Cybersecurity Superstars

A handful of researchers have made significant contributions to China's programs, highlighting China's reliance on a small group of researchers, according to the report.

More than 50% of Google Android vulnerabilities, for example, are credited to Qihoo 360's Security Response Center (360 SRC), naming Han Zinuo as one of the contributors. When Zinuo moved to cybersecurity firm Oppo, 360 SRC's submissions dropped and Oppo's increased, the research paper stated. Similarly, another researcher, Yuki Chen, accounted for 68% of Qihoo 360's Vulcan researcher group's submissions to Microsoft, and when he moved to boutique firm Cyber Kunlun in 2020, the former firm saw a significant drop in vulnerabilities to Microsoft's bug bounty program, while the latter saw a surge.

Overall, the number of vulnerabilities reported by Chinese firms to the big three US software companies — Apple, Google, and Microsoft — declined starting in 2020. While this could suggest that Chinese firms were no longer reporting the vulnerabilities they discovered, it also coincided with increasing sanctions from the United States, such as the blacklisting of Qihoo 360 in May 2020 due to its links to the Chinese military, the report stated.
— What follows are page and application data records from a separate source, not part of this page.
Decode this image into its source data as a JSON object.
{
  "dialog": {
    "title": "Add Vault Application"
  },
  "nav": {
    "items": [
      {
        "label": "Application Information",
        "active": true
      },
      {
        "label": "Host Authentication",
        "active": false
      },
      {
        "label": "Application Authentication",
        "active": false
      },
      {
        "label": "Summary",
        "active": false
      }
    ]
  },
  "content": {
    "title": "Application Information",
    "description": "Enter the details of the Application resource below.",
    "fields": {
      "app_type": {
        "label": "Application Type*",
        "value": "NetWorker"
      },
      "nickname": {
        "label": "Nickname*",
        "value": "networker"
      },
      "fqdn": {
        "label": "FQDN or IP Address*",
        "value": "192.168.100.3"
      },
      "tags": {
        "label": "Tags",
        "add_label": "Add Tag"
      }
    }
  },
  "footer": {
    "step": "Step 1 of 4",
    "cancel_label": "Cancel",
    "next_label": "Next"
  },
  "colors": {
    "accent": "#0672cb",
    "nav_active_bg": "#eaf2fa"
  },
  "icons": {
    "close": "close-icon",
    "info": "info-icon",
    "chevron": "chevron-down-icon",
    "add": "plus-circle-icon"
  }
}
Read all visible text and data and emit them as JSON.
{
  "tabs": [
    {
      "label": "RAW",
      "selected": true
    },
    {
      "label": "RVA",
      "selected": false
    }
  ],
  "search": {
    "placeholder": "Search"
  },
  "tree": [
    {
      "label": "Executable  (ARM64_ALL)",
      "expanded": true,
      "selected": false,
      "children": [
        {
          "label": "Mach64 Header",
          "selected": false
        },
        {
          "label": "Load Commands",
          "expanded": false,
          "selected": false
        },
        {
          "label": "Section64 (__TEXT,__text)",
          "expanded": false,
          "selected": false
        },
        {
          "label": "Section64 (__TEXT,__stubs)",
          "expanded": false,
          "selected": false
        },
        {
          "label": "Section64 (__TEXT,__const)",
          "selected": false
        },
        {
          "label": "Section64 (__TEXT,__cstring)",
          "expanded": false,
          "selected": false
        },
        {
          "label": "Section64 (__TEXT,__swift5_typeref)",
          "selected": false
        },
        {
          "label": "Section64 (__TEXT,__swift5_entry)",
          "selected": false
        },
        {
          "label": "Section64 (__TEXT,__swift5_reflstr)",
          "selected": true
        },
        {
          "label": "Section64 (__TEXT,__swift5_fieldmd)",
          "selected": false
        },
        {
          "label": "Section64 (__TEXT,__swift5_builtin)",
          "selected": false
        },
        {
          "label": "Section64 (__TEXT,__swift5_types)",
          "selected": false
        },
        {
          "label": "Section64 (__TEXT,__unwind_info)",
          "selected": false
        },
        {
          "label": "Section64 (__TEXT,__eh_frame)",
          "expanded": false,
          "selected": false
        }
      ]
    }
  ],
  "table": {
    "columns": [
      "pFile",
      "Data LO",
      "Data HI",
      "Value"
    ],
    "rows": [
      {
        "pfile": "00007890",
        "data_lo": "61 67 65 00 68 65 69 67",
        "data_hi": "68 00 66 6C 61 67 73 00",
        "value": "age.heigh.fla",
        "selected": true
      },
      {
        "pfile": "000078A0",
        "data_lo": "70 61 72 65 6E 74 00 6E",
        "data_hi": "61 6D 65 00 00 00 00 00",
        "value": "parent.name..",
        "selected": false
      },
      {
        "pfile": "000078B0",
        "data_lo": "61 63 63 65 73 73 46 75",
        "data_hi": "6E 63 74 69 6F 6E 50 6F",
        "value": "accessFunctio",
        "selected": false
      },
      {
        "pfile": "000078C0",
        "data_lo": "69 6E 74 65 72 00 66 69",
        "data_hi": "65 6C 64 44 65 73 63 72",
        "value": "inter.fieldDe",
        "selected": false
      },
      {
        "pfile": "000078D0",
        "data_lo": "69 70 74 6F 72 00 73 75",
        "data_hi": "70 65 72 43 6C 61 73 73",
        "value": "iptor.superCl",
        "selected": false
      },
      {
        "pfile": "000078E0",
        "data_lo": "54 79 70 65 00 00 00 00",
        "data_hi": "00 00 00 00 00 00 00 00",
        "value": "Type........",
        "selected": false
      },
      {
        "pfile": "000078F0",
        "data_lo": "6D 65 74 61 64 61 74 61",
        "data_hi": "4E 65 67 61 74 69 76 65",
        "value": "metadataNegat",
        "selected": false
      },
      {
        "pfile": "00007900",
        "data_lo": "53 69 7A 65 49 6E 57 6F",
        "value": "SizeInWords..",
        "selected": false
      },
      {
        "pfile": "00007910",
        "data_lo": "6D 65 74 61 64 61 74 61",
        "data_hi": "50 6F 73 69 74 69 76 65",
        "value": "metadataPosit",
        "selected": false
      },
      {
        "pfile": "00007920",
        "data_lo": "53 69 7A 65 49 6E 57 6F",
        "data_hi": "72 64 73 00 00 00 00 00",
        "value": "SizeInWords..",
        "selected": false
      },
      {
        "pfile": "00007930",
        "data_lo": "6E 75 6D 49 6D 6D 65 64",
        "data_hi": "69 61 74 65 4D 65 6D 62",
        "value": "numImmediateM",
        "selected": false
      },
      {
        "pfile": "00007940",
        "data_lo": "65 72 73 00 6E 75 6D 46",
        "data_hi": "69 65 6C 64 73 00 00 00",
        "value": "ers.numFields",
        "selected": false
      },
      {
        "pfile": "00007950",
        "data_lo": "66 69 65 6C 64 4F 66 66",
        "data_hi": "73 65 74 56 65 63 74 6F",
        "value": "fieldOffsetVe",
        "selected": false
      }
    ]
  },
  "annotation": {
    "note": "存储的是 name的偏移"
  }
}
"This decrease [in vulnerability reports has] raised concerns about the potential loss of a significant channel for vulnerability reporting within the global ecosystem," the report said.

Downsides for Defense

Because Chinese teams have curtailed their participation in Western hacking competitions, they have arguably made the competitions less effective as a defensive strategy. In 2022 and 2023, for example, no teams attempted to hack either Apple's iPhone or Google's Pixel at the Pwn2Own competition — that was the first time in 15 years for Apple's iPhone — indicating that China now considers any exploits its experts find as too valuable to demonstrate publicly.

"The notable absence of Chinese hacking teams that specialized in targeting these devices explains this break far better than assuming that the iPhone and Pixel have become unbreachable," the research paper stated. "Concurrently, these vulnerabilities are highly likely evaluated by China's security agencies for potential use in cyber malicious operations."

Even showing such exploits without any accompanying details runs the risk of directing attackers to rediscover vulnerabilities, says Dustin Childs, head of threat awareness for the Zero Day Initiative at Trend Micro, which runs the Pwn2Own competition.

"They have already been demonstrated onstage, so threat actors know they aren’t wasting their time reversing a patch for some that may end up non-exploitable," he says. "This is why we invite vendors to participate in the contest."

Private organizations that deal in exploits act as a bellwether for the vulnerability market. Exploit seller Zerodium currently offers a $2.5 million payday for any hacker that finds a zero-click exploit chain for Google Android and $2 million for a similar attack on iOS.

China's Own Hacking Competitions

Meanwhile, China is further divorcing itself from the global information infrastructure, moving its infrastructure to domestically developed technology. Unsurprisingly, its cybersecurity pipeline is following suit, with some major exploit competitions focusing increasingly on Chinese products.

In the long term, China will have to follow two paths, Benincasa says.

"We are observing an interesting shift in China's hacking competitions toward focusing more on their own products, while at the same time maintaining a strong interest in Western ones," he says, adding, "China's strategic intent [is] to maintain a presence in international products for offensive purposes, given the expertise of its hackers in targeting Western products, while simultaneously focusing on domestic products for defensive purposes as it gradually reduces reliance on US vendors."

Read Entire Article